In what way does Paul in All Quiet on the Western Front feel that the adults have let the young men down? Do you think he is blaming them unfairly?Chapters One and Two.
Paul believes that the adults have let the young men down because the adults have persuaded them to join the war to fight for their country when the war is really about horrible death, not patriotism. Paul is angry that his former school master Kantorek has encouraged him and his friends to join the war effort after graduation. When the young men get to the battlefield, they realize that few of the soldiers even understand the reasons why Germany is involved in the war. The men are inexperienced and barely trained, yet they are expected to fight, win, and survive. Ironically, the adults whom Paul mentions have never been to war and therefore speak only out of ignorant patriotism. Paul says that the young men are robbed of their youth and their sense of innocence; even if they were to survive the war, they would never be the same.

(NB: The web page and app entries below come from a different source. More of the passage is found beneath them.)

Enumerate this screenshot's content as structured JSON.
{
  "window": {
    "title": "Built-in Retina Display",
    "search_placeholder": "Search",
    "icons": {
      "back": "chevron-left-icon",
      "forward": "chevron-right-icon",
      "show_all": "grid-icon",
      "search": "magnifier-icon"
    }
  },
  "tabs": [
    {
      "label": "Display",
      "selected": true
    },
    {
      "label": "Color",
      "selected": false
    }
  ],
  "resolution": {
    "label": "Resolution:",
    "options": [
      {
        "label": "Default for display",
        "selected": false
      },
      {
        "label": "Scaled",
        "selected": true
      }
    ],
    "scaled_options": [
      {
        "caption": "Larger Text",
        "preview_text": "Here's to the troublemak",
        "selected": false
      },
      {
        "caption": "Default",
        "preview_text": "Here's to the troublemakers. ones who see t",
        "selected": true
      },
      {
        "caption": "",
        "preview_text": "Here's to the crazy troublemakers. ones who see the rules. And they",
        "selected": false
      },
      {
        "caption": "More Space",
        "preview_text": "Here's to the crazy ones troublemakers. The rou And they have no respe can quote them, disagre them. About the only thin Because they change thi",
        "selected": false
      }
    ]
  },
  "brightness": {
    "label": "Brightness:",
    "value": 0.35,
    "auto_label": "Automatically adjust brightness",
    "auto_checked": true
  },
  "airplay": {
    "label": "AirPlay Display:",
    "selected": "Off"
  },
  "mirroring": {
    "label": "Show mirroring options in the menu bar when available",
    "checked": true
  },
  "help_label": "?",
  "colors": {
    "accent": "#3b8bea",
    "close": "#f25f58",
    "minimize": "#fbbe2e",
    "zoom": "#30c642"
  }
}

One might argue that the adults did not force the young men to join the war and that Paul is blaming them unfairly; however, Paul and the other young men have looked up to the adults for guidance and they trust that the adults will steer them in the right direction. They could not have imagined that the adults would so blindly send them to their deaths.